> **YOUR TASK**
Provide a verbatim copy of all the records below, leaving the images out.

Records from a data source
───

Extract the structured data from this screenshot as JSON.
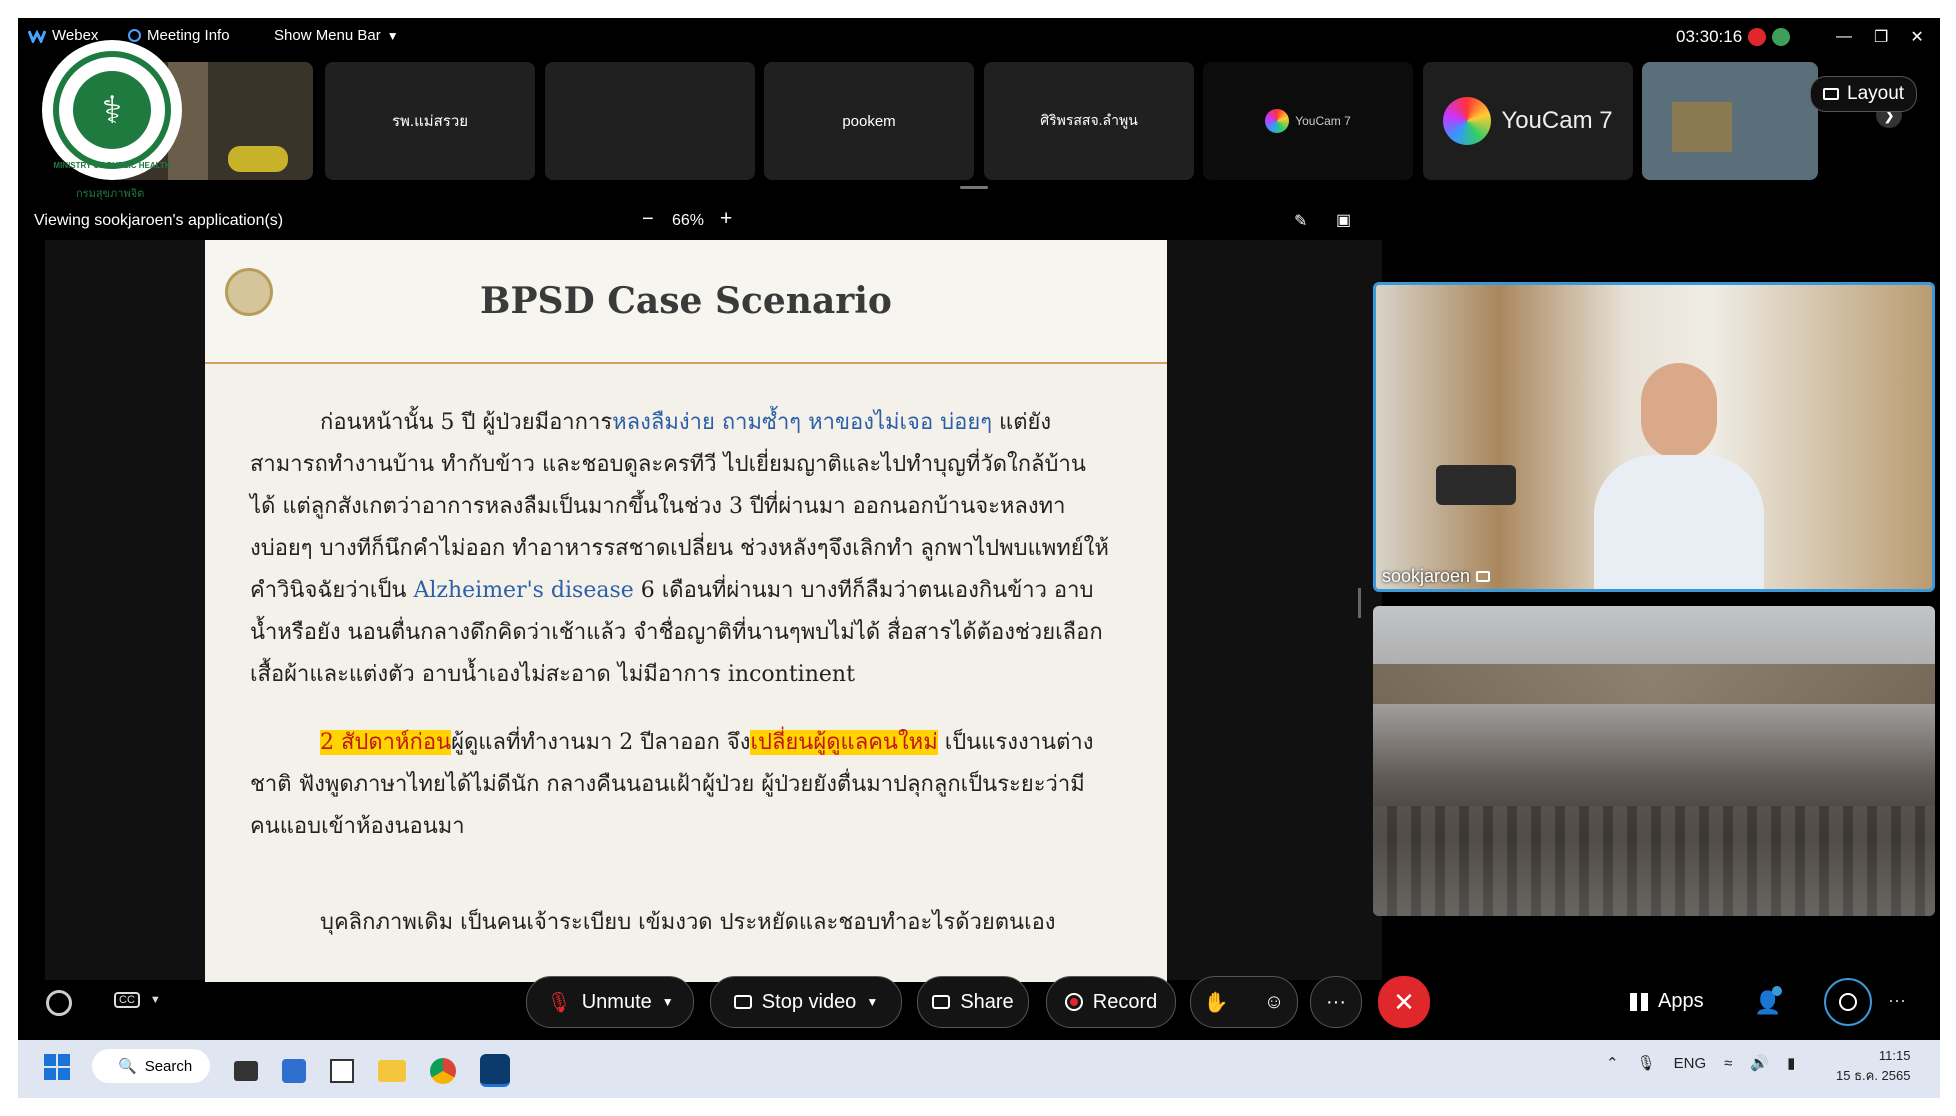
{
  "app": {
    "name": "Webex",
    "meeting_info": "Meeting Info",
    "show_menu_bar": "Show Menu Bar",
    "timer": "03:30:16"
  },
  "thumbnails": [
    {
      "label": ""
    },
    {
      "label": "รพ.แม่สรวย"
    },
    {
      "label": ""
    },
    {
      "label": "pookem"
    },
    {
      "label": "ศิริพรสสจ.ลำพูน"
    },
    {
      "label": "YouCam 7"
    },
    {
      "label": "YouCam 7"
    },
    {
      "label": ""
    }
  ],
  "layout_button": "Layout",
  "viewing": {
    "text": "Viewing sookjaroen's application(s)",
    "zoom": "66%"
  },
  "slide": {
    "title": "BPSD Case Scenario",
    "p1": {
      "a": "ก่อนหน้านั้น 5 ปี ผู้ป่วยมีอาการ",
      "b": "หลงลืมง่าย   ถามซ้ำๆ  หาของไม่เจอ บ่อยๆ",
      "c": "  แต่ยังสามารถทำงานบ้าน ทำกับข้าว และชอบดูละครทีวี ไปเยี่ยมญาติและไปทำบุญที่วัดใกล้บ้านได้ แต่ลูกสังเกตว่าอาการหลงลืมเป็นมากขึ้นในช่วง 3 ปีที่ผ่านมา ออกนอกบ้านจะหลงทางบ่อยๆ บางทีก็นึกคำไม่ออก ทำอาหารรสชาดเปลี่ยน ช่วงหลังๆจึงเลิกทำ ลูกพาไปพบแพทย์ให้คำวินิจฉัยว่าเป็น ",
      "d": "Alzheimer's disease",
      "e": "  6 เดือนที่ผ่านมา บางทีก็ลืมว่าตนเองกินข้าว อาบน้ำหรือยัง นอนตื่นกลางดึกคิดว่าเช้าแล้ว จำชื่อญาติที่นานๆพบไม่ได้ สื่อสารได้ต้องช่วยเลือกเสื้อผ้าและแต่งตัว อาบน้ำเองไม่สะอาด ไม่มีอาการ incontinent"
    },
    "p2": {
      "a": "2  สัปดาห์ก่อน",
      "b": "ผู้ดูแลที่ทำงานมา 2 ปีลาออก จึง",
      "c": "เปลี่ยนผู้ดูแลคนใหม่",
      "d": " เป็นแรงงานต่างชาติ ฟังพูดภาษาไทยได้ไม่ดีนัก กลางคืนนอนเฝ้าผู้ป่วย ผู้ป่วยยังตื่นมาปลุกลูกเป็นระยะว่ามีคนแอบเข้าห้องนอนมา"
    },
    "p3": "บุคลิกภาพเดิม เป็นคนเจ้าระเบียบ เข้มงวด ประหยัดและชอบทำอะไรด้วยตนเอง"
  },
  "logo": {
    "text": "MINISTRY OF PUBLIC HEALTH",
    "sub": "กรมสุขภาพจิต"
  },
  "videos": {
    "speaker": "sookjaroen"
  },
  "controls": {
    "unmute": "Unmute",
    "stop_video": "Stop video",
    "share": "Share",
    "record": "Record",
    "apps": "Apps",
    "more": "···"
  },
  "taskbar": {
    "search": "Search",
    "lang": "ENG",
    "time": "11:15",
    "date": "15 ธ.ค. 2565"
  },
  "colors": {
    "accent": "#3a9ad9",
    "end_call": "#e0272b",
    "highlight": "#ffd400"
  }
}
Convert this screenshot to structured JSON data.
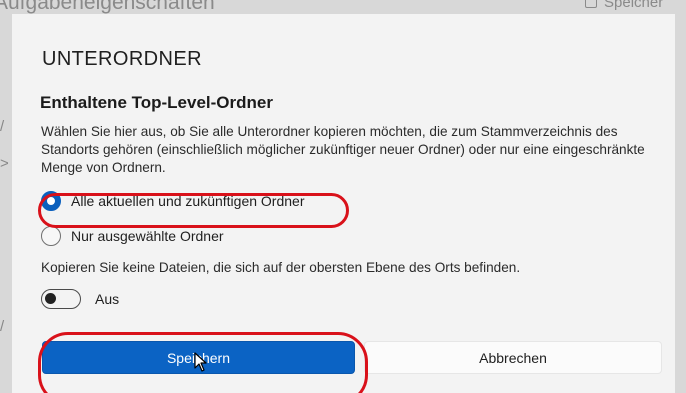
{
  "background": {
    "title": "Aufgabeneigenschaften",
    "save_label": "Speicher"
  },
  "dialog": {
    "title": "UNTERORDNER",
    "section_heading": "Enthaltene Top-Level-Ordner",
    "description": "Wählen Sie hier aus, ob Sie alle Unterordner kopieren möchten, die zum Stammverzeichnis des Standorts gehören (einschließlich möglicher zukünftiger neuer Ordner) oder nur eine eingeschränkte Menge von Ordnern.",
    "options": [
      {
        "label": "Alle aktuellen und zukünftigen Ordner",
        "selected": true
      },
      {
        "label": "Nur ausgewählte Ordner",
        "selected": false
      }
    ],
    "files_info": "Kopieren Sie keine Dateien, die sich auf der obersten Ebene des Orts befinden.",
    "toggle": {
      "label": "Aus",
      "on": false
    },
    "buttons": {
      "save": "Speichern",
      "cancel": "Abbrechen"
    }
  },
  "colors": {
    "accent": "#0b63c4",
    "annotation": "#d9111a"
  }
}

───

> **RESULT BELOW**
Extract the structured data from this screenshot as JSON.
{
  "app": {
    "name": "Webex",
    "meeting_info": "Meeting Info",
    "show_menu_bar": "Show Menu Bar",
    "timer": "03:30:16"
  },
  "thumbnails": [
    {
      "label": ""
    },
    {
      "label": "รพ.แม่สรวย"
    },
    {
      "label": ""
    },
    {
      "label": "pookem"
    },
    {
      "label": "ศิริพรสสจ.ลำพูน"
    },
    {
      "label": "YouCam 7"
    },
    {
      "label": "YouCam 7"
    },
    {
      "label": ""
    }
  ],
  "layout_button": "Layout",
  "viewing": {
    "text": "Viewing sookjaroen's application(s)",
    "zoom": "66%"
  },
  "slide": {
    "title": "BPSD Case Scenario",
    "p1": {
      "a": "ก่อนหน้านั้น 5 ปี ผู้ป่วยมีอาการ",
      "b": "หลงลืมง่าย   ถามซ้ำๆ  หาของไม่เจอ บ่อยๆ",
      "c": "  แต่ยังสามารถทำงานบ้าน ทำกับข้าว และชอบดูละครทีวี ไปเยี่ยมญาติและไปทำบุญที่วัดใกล้บ้านได้ แต่ลูกสังเกตว่าอาการหลงลืมเป็นมากขึ้นในช่วง 3 ปีที่ผ่านมา ออกนอกบ้านจะหลงทางบ่อยๆ บางทีก็นึกคำไม่ออก ทำอาหารรสชาดเปลี่ยน ช่วงหลังๆจึงเลิกทำ ลูกพาไปพบแพทย์ให้คำวินิจฉัยว่าเป็น ",
      "d": "Alzheimer's disease",
      "e": "  6 เดือนที่ผ่านมา บางทีก็ลืมว่าตนเองกินข้าว อาบน้ำหรือยัง นอนตื่นกลางดึกคิดว่าเช้าแล้ว จำชื่อญาติที่นานๆพบไม่ได้ สื่อสารได้ต้องช่วยเลือกเสื้อผ้าและแต่งตัว อาบน้ำเองไม่สะอาด ไม่มีอาการ incontinent"
    },
    "p2": {
      "a": "2  สัปดาห์ก่อน",
      "b": "ผู้ดูแลที่ทำงานมา 2 ปีลาออก จึง",
      "c": "เปลี่ยนผู้ดูแลคนใหม่",
      "d": " เป็นแรงงานต่างชาติ ฟังพูดภาษาไทยได้ไม่ดีนัก กลางคืนนอนเฝ้าผู้ป่วย ผู้ป่วยยังตื่นมาปลุกลูกเป็นระยะว่ามีคนแอบเข้าห้องนอนมา"
    },
    "p3": "บุคลิกภาพเดิม เป็นคนเจ้าระเบียบ เข้มงวด ประหยัดและชอบทำอะไรด้วยตนเอง"
  },
  "logo": {
    "text": "MINISTRY OF PUBLIC HEALTH",
    "sub": "กรมสุขภาพจิต"
  },
  "videos": {
    "speaker": "sookjaroen"
  },
  "controls": {
    "unmute": "Unmute",
    "stop_video": "Stop video",
    "share": "Share",
    "record": "Record",
    "apps": "Apps",
    "more": "···"
  },
  "taskbar": {
    "search": "Search",
    "lang": "ENG",
    "time": "11:15",
    "date": "15 ธ.ค. 2565"
  },
  "colors": {
    "accent": "#3a9ad9",
    "end_call": "#e0272b",
    "highlight": "#ffd400"
  }
}
Convert this screenshot to structured JSON data.
{
  "background": {
    "title": "Aufgabeneigenschaften",
    "save_label": "Speicher"
  },
  "dialog": {
    "title": "UNTERORDNER",
    "section_heading": "Enthaltene Top-Level-Ordner",
    "description": "Wählen Sie hier aus, ob Sie alle Unterordner kopieren möchten, die zum Stammverzeichnis des Standorts gehören (einschließlich möglicher zukünftiger neuer Ordner) oder nur eine eingeschränkte Menge von Ordnern.",
    "options": [
      {
        "label": "Alle aktuellen und zukünftigen Ordner",
        "selected": true
      },
      {
        "label": "Nur ausgewählte Ordner",
        "selected": false
      }
    ],
    "files_info": "Kopieren Sie keine Dateien, die sich auf der obersten Ebene des Orts befinden.",
    "toggle": {
      "label": "Aus",
      "on": false
    },
    "buttons": {
      "save": "Speichern",
      "cancel": "Abbrechen"
    }
  },
  "colors": {
    "accent": "#0b63c4",
    "annotation": "#d9111a"
  }
}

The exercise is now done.